He added that he and Independence City Councilor Brad Spencer plan to meet with BWSR, which has set a six-year deadline for Pioneer Sarah Creek to show progress. Baker and Spencer want to explain what the watershed district is doing and the unique challenges Pioneer Sarah Creek is facing as a small watershed district.


Public Safety Director Gary Kroells, of West Hennepin Public Safety, described how investigators quickly solved a burglary in which someone stole all of the tools from a privately owned storage building in Independence. Armed with equipment serial numbers, investigators checked pawnshops and Craig’s List.

Responding to an ad on Craig’s List, an undercover cop met a suspect in Maple Grove. During the meeting, a bag of meth fell out of the suspect’s pocket. Police searched the suspect’s car and found many of the tools. The rest of the loot was recovered from pawnshops. All of this happened within a space of about three days, Kroells said.

During January, WHPS handled a total of 639 incident complaints, an increase of 42 incidents over last year, he said. Independence had 337 complaints and Maple Plain had 251.

The city council also approved an interim use permit allowing Hoikka Construction and Beau’Selle Stable to construct a temporary building of less than 12,000 square feet for a commercial riding stable at 1060 Copeland Road.
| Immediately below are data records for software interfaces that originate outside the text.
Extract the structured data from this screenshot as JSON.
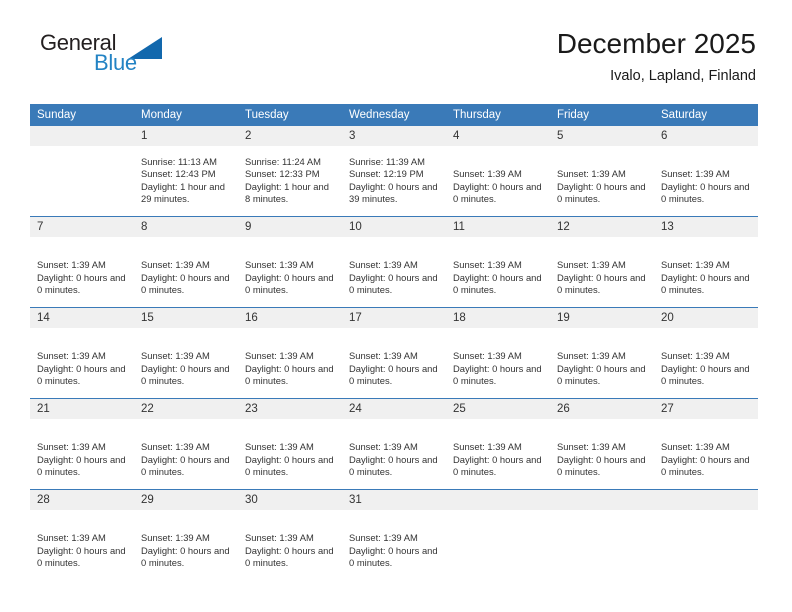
{
  "brand": {
    "name_part1": "General",
    "name_part2": "Blue",
    "logo_icon": "triangle-icon"
  },
  "header": {
    "title": "December 2025",
    "subtitle": "Ivalo, Lapland, Finland"
  },
  "calendar": {
    "weekday_headers": [
      "Sunday",
      "Monday",
      "Tuesday",
      "Wednesday",
      "Thursday",
      "Friday",
      "Saturday"
    ],
    "accent_color": "#3a7ab8",
    "band_color": "#f0f0f0",
    "weeks": [
      [
        {
          "day": "",
          "lines": []
        },
        {
          "day": "1",
          "lines": [
            "Sunrise: 11:13 AM",
            "Sunset: 12:43 PM",
            "Daylight: 1 hour and 29 minutes."
          ]
        },
        {
          "day": "2",
          "lines": [
            "Sunrise: 11:24 AM",
            "Sunset: 12:33 PM",
            "Daylight: 1 hour and 8 minutes."
          ]
        },
        {
          "day": "3",
          "lines": [
            "Sunrise: 11:39 AM",
            "Sunset: 12:19 PM",
            "Daylight: 0 hours and 39 minutes."
          ]
        },
        {
          "day": "4",
          "lines": [
            "",
            "Sunset: 1:39 AM",
            "Daylight: 0 hours and 0 minutes."
          ]
        },
        {
          "day": "5",
          "lines": [
            "",
            "Sunset: 1:39 AM",
            "Daylight: 0 hours and 0 minutes."
          ]
        },
        {
          "day": "6",
          "lines": [
            "",
            "Sunset: 1:39 AM",
            "Daylight: 0 hours and 0 minutes."
          ]
        }
      ],
      [
        {
          "day": "7",
          "lines": [
            "",
            "Sunset: 1:39 AM",
            "Daylight: 0 hours and 0 minutes."
          ]
        },
        {
          "day": "8",
          "lines": [
            "",
            "Sunset: 1:39 AM",
            "Daylight: 0 hours and 0 minutes."
          ]
        },
        {
          "day": "9",
          "lines": [
            "",
            "Sunset: 1:39 AM",
            "Daylight: 0 hours and 0 minutes."
          ]
        },
        {
          "day": "10",
          "lines": [
            "",
            "Sunset: 1:39 AM",
            "Daylight: 0 hours and 0 minutes."
          ]
        },
        {
          "day": "11",
          "lines": [
            "",
            "Sunset: 1:39 AM",
            "Daylight: 0 hours and 0 minutes."
          ]
        },
        {
          "day": "12",
          "lines": [
            "",
            "Sunset: 1:39 AM",
            "Daylight: 0 hours and 0 minutes."
          ]
        },
        {
          "day": "13",
          "lines": [
            "",
            "Sunset: 1:39 AM",
            "Daylight: 0 hours and 0 minutes."
          ]
        }
      ],
      [
        {
          "day": "14",
          "lines": [
            "",
            "Sunset: 1:39 AM",
            "Daylight: 0 hours and 0 minutes."
          ]
        },
        {
          "day": "15",
          "lines": [
            "",
            "Sunset: 1:39 AM",
            "Daylight: 0 hours and 0 minutes."
          ]
        },
        {
          "day": "16",
          "lines": [
            "",
            "Sunset: 1:39 AM",
            "Daylight: 0 hours and 0 minutes."
          ]
        },
        {
          "day": "17",
          "lines": [
            "",
            "Sunset: 1:39 AM",
            "Daylight: 0 hours and 0 minutes."
          ]
        },
        {
          "day": "18",
          "lines": [
            "",
            "Sunset: 1:39 AM",
            "Daylight: 0 hours and 0 minutes."
          ]
        },
        {
          "day": "19",
          "lines": [
            "",
            "Sunset: 1:39 AM",
            "Daylight: 0 hours and 0 minutes."
          ]
        },
        {
          "day": "20",
          "lines": [
            "",
            "Sunset: 1:39 AM",
            "Daylight: 0 hours and 0 minutes."
          ]
        }
      ],
      [
        {
          "day": "21",
          "lines": [
            "",
            "Sunset: 1:39 AM",
            "Daylight: 0 hours and 0 minutes."
          ]
        },
        {
          "day": "22",
          "lines": [
            "",
            "Sunset: 1:39 AM",
            "Daylight: 0 hours and 0 minutes."
          ]
        },
        {
          "day": "23",
          "lines": [
            "",
            "Sunset: 1:39 AM",
            "Daylight: 0 hours and 0 minutes."
          ]
        },
        {
          "day": "24",
          "lines": [
            "",
            "Sunset: 1:39 AM",
            "Daylight: 0 hours and 0 minutes."
          ]
        },
        {
          "day": "25",
          "lines": [
            "",
            "Sunset: 1:39 AM",
            "Daylight: 0 hours and 0 minutes."
          ]
        },
        {
          "day": "26",
          "lines": [
            "",
            "Sunset: 1:39 AM",
            "Daylight: 0 hours and 0 minutes."
          ]
        },
        {
          "day": "27",
          "lines": [
            "",
            "Sunset: 1:39 AM",
            "Daylight: 0 hours and 0 minutes."
          ]
        }
      ],
      [
        {
          "day": "28",
          "lines": [
            "",
            "Sunset: 1:39 AM",
            "Daylight: 0 hours and 0 minutes."
          ]
        },
        {
          "day": "29",
          "lines": [
            "",
            "Sunset: 1:39 AM",
            "Daylight: 0 hours and 0 minutes."
          ]
        },
        {
          "day": "30",
          "lines": [
            "",
            "Sunset: 1:39 AM",
            "Daylight: 0 hours and 0 minutes."
          ]
        },
        {
          "day": "31",
          "lines": [
            "",
            "Sunset: 1:39 AM",
            "Daylight: 0 hours and 0 minutes."
          ]
        },
        {
          "day": "",
          "lines": []
        },
        {
          "day": "",
          "lines": []
        },
        {
          "day": "",
          "lines": []
        }
      ]
    ]
  }
}
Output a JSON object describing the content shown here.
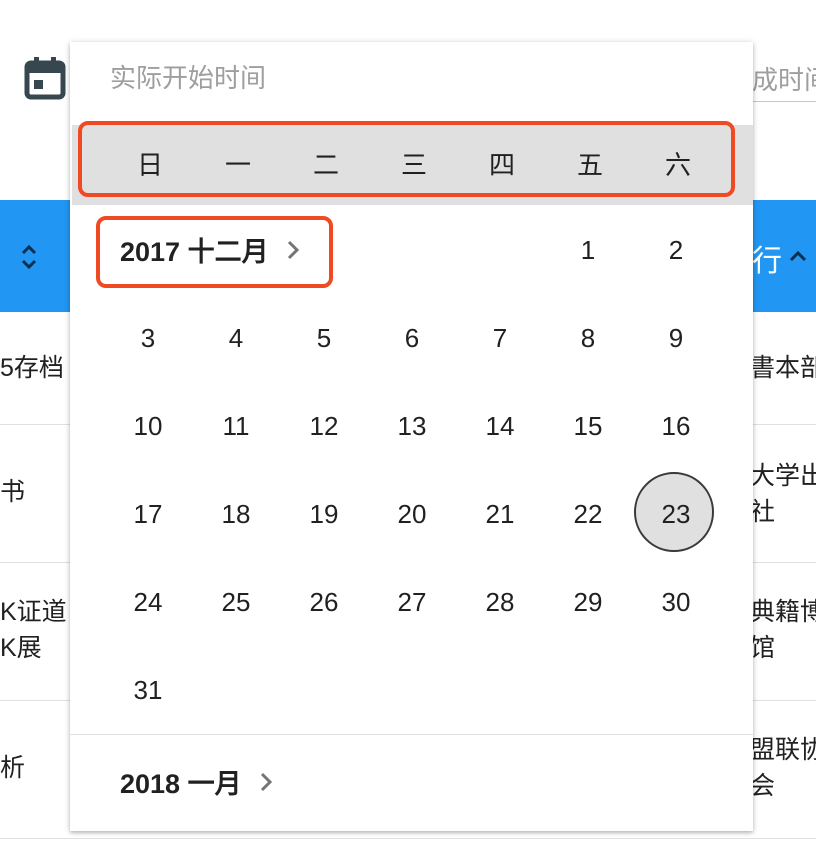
{
  "start_input": {
    "placeholder": "实际开始时间"
  },
  "end_input": {
    "placeholder_fragment": "成时间"
  },
  "table": {
    "header_right_fragment": "行",
    "rows": [
      {
        "left": [
          "5存档"
        ],
        "right": [
          "書本部"
        ]
      },
      {
        "left": [
          "书"
        ],
        "right": [
          "大学出",
          "社"
        ]
      },
      {
        "left": [
          "K证道",
          "K展"
        ],
        "right": [
          "典籍博",
          "馆"
        ]
      },
      {
        "left": [
          "析"
        ],
        "right": [
          "盟联协",
          "会"
        ]
      }
    ]
  },
  "weekdays": [
    "日",
    "一",
    "二",
    "三",
    "四",
    "五",
    "六"
  ],
  "current_month": {
    "label": "2017 十二月",
    "days": [
      "1",
      "2",
      "3",
      "4",
      "5",
      "6",
      "7",
      "8",
      "9",
      "10",
      "11",
      "12",
      "13",
      "14",
      "15",
      "16",
      "17",
      "18",
      "19",
      "20",
      "21",
      "22",
      "23",
      "24",
      "25",
      "26",
      "27",
      "28",
      "29",
      "30",
      "31"
    ],
    "selected_day": "23"
  },
  "next_month": {
    "label": "2018 一月"
  },
  "colors": {
    "accent_blue": "#2196f3",
    "highlight_red": "#f04a24",
    "weekday_bar": "#e0e0e0"
  },
  "icons": {
    "calendar": "calendar-icon",
    "sort": "sort-icon",
    "sort_asc": "sort-up-icon",
    "chevron": "chevron-right-icon"
  }
}
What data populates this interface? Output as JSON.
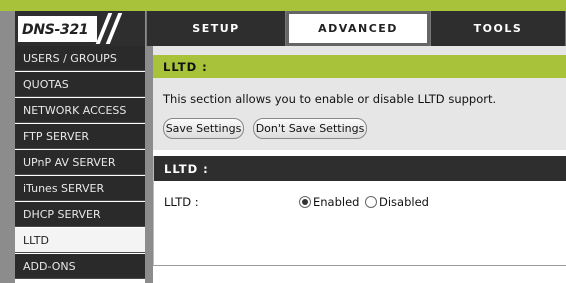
{
  "logo": {
    "text": "DNS-321"
  },
  "nav_tabs": [
    {
      "label": "SETUP",
      "active": false
    },
    {
      "label": "ADVANCED",
      "active": true
    },
    {
      "label": "TOOLS",
      "active": false
    }
  ],
  "sidebar": {
    "items": [
      {
        "label": "USERS / GROUPS",
        "active": false
      },
      {
        "label": "QUOTAS",
        "active": false
      },
      {
        "label": "NETWORK ACCESS",
        "active": false
      },
      {
        "label": "FTP SERVER",
        "active": false
      },
      {
        "label": "UPnP AV SERVER",
        "active": false
      },
      {
        "label": "iTunes SERVER",
        "active": false
      },
      {
        "label": "DHCP SERVER",
        "active": false
      },
      {
        "label": "LLTD",
        "active": true
      },
      {
        "label": "ADD-ONS",
        "active": false
      }
    ]
  },
  "section1": {
    "title": "LLTD :",
    "description": "This section allows you to enable or disable LLTD support.",
    "save_label": "Save Settings",
    "dont_save_label": "Don't Save Settings"
  },
  "section2": {
    "title": "LLTD :",
    "field_label": "LLTD :",
    "options": [
      {
        "label": "Enabled",
        "checked": true
      },
      {
        "label": "Disabled",
        "checked": false
      }
    ]
  },
  "colors": {
    "accent": "#a8c23a",
    "dark": "#2e2e2e",
    "panel_bg": "#e6e6e6"
  }
}
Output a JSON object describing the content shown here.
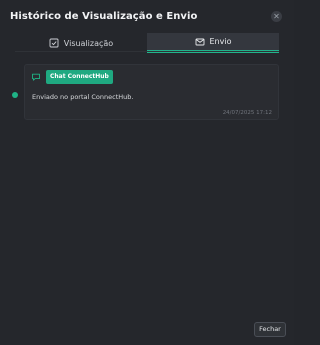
{
  "modal": {
    "title": "Histórico de Visualização e Envio",
    "close_icon": "close-icon"
  },
  "tabs": [
    {
      "label": "Visualização",
      "icon": "eye-doc-icon",
      "active": false
    },
    {
      "label": "Envio",
      "icon": "mail-send-icon",
      "active": true
    }
  ],
  "timeline": {
    "entries": [
      {
        "channel_icon": "chat-bubble-icon",
        "badge": "Chat ConnectHub",
        "message": "Enviado no portal ConnectHub.",
        "timestamp": "24/07/2025 17:12"
      }
    ]
  },
  "footer": {
    "close_label": "Fechar"
  },
  "colors": {
    "accent": "#1fa981",
    "background": "#25272c",
    "tab_active_bg": "#34373e"
  }
}
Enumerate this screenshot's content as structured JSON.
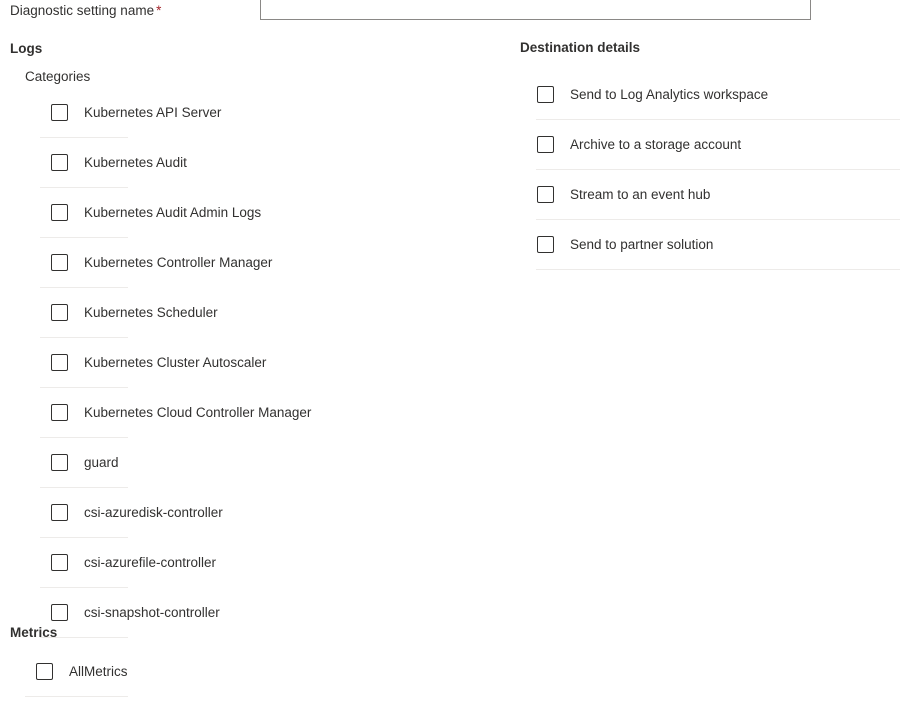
{
  "form": {
    "name_label": "Diagnostic setting name",
    "required_marker": "*",
    "name_value": "",
    "name_placeholder": ""
  },
  "logs": {
    "section_title": "Logs",
    "categories_label": "Categories",
    "categories": [
      {
        "label": "Kubernetes API Server",
        "checked": false
      },
      {
        "label": "Kubernetes Audit",
        "checked": false
      },
      {
        "label": "Kubernetes Audit Admin Logs",
        "checked": false
      },
      {
        "label": "Kubernetes Controller Manager",
        "checked": false
      },
      {
        "label": "Kubernetes Scheduler",
        "checked": false
      },
      {
        "label": "Kubernetes Cluster Autoscaler",
        "checked": false
      },
      {
        "label": "Kubernetes Cloud Controller Manager",
        "checked": false
      },
      {
        "label": "guard",
        "checked": false
      },
      {
        "label": "csi-azuredisk-controller",
        "checked": false
      },
      {
        "label": "csi-azurefile-controller",
        "checked": false
      },
      {
        "label": "csi-snapshot-controller",
        "checked": false
      }
    ]
  },
  "metrics": {
    "section_title": "Metrics",
    "items": [
      {
        "label": "AllMetrics",
        "checked": false
      }
    ]
  },
  "destination": {
    "section_title": "Destination details",
    "options": [
      {
        "label": "Send to Log Analytics workspace",
        "checked": false
      },
      {
        "label": "Archive to a storage account",
        "checked": false
      },
      {
        "label": "Stream to an event hub",
        "checked": false
      },
      {
        "label": "Send to partner solution",
        "checked": false
      }
    ]
  },
  "colors": {
    "required_asterisk": "#a4262c",
    "text": "#323130",
    "divider": "#edebe9",
    "input_border": "#8a8886",
    "accent": "#0078d4"
  }
}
Beau’Selle is planning to build a permanent building to replace the temporary structure.

The council approved variances for reduced front yard and side yard setbacks that will enable Corey Oeffling to construct an attached garage and front porch at 5215 Sunset Lane.

During the meeting, the council approved a request of Randall and Margaret Mason to combine two lots into one at 3212 Independence Road.

The council approved the purchase of a new utility pickup truck at a cost of $36,411.02 and a 72-inch lawn mower at a cost of $12,900 (after trade in) for the Public Works Department.

The council also approved a non-city assembly permit for the Tour de Tonka Bike Ride, which will pass through Independence on Aug. 5.
Lastly, the council voted to cancel the March 14 regular city council meeting.